Rick, working at CSR, was tasked with developing the horticultural rockwool market so he approached Tony Biggs, who was then senior lecturer are the then University of Western Sydney, Hawkesbury (now Western Sydney University), for assistance. Tony had an extensive knowledge of horticulture including hydroponic and greenhouse production. Together they travelled the world looking at developing potential uses and markets for horticultural rockwool.
Rick and Tony both believed that if CSR’s horticultural rockwool, now called Growool®, was to be successful then the growers using the product had to be successful growers also. It was from this concept the idea of having training programs in hydroponics began.
Around the same time, enterprising growers including Keith Suttonfield in the Northern Rivers of New South Wales, started growing lettuce in NFT (nutrient film technique) systems. Other growers soon followed as new lettuce varieties such as loose leaf and butterhead started to become popular with consumers.
These growers formed the Northern Rivers Hydroponic Association facilitated by Greg Seymour, who was the local district horticultural adviser with the then NSW Department of Agriculture.
By the mid 1980s, hydroponics had become the ‘flavour of the month’ and was attracting attention from investors and ‘consultants’ offering advice. Unfortunately many had little knowledge of horticultural production or marketing. Greenhouse hydroponic investment schemes where heavily promoted in the financial media with often spurious claims on how much money was to be made from hydroponic greenhouse production especially tomatoes.
In 1986 the NSW Department of Agriculture (now NSW Department of Primary Industries and NSW Local Land Services) organised the first conference dedicated to hydroponics, held at Salamander Bay, Port Stephens just north of Newcastle, NSW.

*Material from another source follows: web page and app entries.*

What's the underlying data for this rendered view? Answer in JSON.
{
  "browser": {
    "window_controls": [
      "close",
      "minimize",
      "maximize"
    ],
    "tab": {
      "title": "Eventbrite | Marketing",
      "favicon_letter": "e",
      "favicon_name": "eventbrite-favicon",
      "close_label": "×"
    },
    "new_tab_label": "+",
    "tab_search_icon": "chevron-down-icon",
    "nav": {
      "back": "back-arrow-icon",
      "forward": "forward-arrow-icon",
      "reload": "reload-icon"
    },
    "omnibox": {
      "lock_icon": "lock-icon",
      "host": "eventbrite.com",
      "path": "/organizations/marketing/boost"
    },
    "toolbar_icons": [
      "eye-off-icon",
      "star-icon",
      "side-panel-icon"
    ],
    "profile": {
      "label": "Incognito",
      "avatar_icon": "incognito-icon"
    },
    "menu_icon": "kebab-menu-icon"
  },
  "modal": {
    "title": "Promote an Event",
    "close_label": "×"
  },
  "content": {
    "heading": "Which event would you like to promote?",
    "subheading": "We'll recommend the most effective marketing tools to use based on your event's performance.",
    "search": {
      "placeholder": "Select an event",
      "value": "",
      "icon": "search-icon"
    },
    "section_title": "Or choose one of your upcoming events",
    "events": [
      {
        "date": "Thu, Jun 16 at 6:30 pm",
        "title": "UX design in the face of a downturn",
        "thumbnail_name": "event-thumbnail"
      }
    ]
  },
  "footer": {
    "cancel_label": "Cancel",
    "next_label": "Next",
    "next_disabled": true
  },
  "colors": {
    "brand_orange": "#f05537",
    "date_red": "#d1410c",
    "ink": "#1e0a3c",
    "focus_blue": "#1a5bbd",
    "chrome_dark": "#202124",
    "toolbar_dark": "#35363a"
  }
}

Many new hydroponic growers attended along with those interested in getting involved. There was such demand to learn more, that a second one was held in 1988 with Tony and Rick as key presenters. At this conference, planning began for an even bigger conference involving farms visits and a trade exhibition.
AHA is Formed, then PCA
The organising committee decide that a legal structure was a better option to work with so the Australian Hydroponic Association (AHA) was incorporated in NSW in September 1989 with Rick as President and Greg Seymour as Secretary.
In August 1990, the first AHA conference, called South Pacific Hydroponic Conference, was held on the Gold Coast. It ran over three days. The first day was dedicated to new growers with the following days dedicated to more experienced growers.
The focus of AHA in the early days was about improving hydroponic grower skills and knowledge and linking supply companies with growers. The second AHA conference took place in July 1993 at Monash University in Melbourne and by then the AHA Committee decided to change the Association’s name to Australian Hydroponic and Greenhouse Association Incorporated (AHGA) to more accurately reflect the interest of the organisation.
AHGA became Protected Cropping Australia (PCA) in 2011 although the new logo was adopted in 2010. AHGA and subsequently as PCA has been hosting conferences every odd year ever since with the 15th conference held it July 2019 on the Gold Coast. The next PCA conference will be held in 2021.
We would like to pay tribute to the foresight and dedication of our industry elders – especially Rick Donnan, Tony Biggs and Greg Seymour – for their work establishing a professional basis for an industry that continues to grow and expand as it produces high quality food for Australian consumers and for export.
Rick Donnan (left) with Tony Biggs today; 30 years ago they were instrumental in establishing Protected Cropping Australia (formerly known as Australian Hydroponics Association) and staging the first national conference for the hydroponics industry.
Rick Donnan was working with CSR in the 1980s and was tasked with developing a market for rockwool